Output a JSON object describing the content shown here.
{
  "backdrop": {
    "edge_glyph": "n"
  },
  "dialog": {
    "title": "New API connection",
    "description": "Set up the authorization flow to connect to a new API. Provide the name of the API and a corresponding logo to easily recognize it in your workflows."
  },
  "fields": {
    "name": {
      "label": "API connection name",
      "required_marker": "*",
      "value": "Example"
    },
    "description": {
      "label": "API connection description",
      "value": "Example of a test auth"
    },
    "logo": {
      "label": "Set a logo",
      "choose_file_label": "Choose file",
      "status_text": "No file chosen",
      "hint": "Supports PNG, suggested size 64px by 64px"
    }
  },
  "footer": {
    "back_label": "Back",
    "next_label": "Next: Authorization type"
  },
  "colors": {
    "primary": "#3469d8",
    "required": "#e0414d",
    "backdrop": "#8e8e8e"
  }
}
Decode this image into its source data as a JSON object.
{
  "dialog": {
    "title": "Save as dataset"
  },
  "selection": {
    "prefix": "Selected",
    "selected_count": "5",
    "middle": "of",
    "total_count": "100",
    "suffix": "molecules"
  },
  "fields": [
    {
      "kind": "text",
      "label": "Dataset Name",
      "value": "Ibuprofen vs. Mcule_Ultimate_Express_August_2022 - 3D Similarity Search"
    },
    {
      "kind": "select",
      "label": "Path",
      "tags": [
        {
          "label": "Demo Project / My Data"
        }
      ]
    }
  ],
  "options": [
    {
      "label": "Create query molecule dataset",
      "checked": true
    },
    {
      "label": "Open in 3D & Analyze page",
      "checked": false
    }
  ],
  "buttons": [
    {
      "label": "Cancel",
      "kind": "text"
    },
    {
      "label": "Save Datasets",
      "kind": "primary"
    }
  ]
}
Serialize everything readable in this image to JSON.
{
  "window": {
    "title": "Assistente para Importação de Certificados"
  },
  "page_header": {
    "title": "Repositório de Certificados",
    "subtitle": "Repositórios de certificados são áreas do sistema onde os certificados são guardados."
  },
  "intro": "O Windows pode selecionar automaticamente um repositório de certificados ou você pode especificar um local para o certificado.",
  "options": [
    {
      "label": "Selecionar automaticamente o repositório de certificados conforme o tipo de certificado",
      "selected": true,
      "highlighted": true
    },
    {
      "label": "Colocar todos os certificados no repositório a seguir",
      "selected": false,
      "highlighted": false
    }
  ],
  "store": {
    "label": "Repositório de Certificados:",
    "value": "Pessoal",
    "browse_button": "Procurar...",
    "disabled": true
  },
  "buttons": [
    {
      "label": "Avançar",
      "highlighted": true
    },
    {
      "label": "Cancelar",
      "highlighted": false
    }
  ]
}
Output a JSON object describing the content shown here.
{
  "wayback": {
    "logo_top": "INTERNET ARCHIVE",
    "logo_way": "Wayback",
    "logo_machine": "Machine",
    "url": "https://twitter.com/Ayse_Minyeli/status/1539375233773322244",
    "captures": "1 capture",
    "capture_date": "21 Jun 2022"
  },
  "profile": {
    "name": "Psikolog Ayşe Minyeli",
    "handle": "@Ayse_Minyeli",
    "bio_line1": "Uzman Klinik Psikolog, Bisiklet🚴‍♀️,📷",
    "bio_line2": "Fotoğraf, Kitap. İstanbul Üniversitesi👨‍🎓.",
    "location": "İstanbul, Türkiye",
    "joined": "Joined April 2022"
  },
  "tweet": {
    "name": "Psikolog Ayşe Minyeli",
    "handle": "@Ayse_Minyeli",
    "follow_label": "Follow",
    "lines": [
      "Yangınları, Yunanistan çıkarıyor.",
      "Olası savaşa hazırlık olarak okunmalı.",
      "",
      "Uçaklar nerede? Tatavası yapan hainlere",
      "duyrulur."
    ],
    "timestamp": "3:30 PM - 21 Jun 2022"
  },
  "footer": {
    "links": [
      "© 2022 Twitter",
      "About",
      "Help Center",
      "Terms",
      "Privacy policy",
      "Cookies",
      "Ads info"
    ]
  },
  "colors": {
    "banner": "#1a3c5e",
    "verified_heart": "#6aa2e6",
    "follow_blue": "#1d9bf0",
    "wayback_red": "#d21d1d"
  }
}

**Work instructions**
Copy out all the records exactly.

**Your solution**
Output a JSON object describing the content shown here.
{
  "backdrop": {
    "edge_glyph": "n"
  },
  "dialog": {
    "title": "New API connection",
    "description": "Set up the authorization flow to connect to a new API. Provide the name of the API and a corresponding logo to easily recognize it in your workflows."
  },
  "fields": {
    "name": {
      "label": "API connection name",
      "required_marker": "*",
      "value": "Example"
    },
    "description": {
      "label": "API connection description",
      "value": "Example of a test auth"
    },
    "logo": {
      "label": "Set a logo",
      "choose_file_label": "Choose file",
      "status_text": "No file chosen",
      "hint": "Supports PNG, suggested size 64px by 64px"
    }
  },
  "footer": {
    "back_label": "Back",
    "next_label": "Next: Authorization type"
  },
  "colors": {
    "primary": "#3469d8",
    "required": "#e0414d",
    "backdrop": "#8e8e8e"
  }
}
Decode this image into its source data as a JSON object.
{
  "dialog": {
    "title": "Save as dataset"
  },
  "selection": {
    "prefix": "Selected",
    "selected_count": "5",
    "middle": "of",
    "total_count": "100",
    "suffix": "molecules"
  },
  "fields": [
    {
      "kind": "text",
      "label": "Dataset Name",
      "value": "Ibuprofen vs. Mcule_Ultimate_Express_August_2022 - 3D Similarity Search"
    },
    {
      "kind": "select",
      "label": "Path",
      "tags": [
        {
          "label": "Demo Project / My Data"
        }
      ]
    }
  ],
  "options": [
    {
      "label": "Create query molecule dataset",
      "checked": true
    },
    {
      "label": "Open in 3D & Analyze page",
      "checked": false
    }
  ],
  "buttons": [
    {
      "label": "Cancel",
      "kind": "text"
    },
    {
      "label": "Save Datasets",
      "kind": "primary"
    }
  ]
}
Serialize everything readable in this image to JSON.
{
  "window": {
    "title": "Assistente para Importação de Certificados"
  },
  "page_header": {
    "title": "Repositório de Certificados",
    "subtitle": "Repositórios de certificados são áreas do sistema onde os certificados são guardados."
  },
  "intro": "O Windows pode selecionar automaticamente um repositório de certificados ou você pode especificar um local para o certificado.",
  "options": [
    {
      "label": "Selecionar automaticamente o repositório de certificados conforme o tipo de certificado",
      "selected": true,
      "highlighted": true
    },
    {
      "label": "Colocar todos os certificados no repositório a seguir",
      "selected": false,
      "highlighted": false
    }
  ],
  "store": {
    "label": "Repositório de Certificados:",
    "value": "Pessoal",
    "browse_button": "Procurar...",
    "disabled": true
  },
  "buttons": [
    {
      "label": "Avançar",
      "highlighted": true
    },
    {
      "label": "Cancelar",
      "highlighted": false
    }
  ]
}
Output a JSON object describing the content shown here.
{
  "wayback": {
    "logo_top": "INTERNET ARCHIVE",
    "logo_way": "Wayback",
    "logo_machine": "Machine",
    "url": "https://twitter.com/Ayse_Minyeli/status/1539375233773322244",
    "captures": "1 capture",
    "capture_date": "21 Jun 2022"
  },
  "profile": {
    "name": "Psikolog Ayşe Minyeli",
    "handle": "@Ayse_Minyeli",
    "bio_line1": "Uzman Klinik Psikolog, Bisiklet🚴‍♀️,📷",
    "bio_line2": "Fotoğraf, Kitap. İstanbul Üniversitesi👨‍🎓.",
    "location": "İstanbul, Türkiye",
    "joined": "Joined April 2022"
  },
  "tweet": {
    "name": "Psikolog Ayşe Minyeli",
    "handle": "@Ayse_Minyeli",
    "follow_label": "Follow",
    "lines": [
      "Yangınları, Yunanistan çıkarıyor.",
      "Olası savaşa hazırlık olarak okunmalı.",
      "",
      "Uçaklar nerede? Tatavası yapan hainlere",
      "duyrulur."
    ],
    "timestamp": "3:30 PM - 21 Jun 2022"
  },
  "footer": {
    "links": [
      "© 2022 Twitter",
      "About",
      "Help Center",
      "Terms",
      "Privacy policy",
      "Cookies",
      "Ads info"
    ]
  },
  "colors": {
    "banner": "#1a3c5e",
    "verified_heart": "#6aa2e6",
    "follow_blue": "#1d9bf0",
    "wayback_red": "#d21d1d"
  }
}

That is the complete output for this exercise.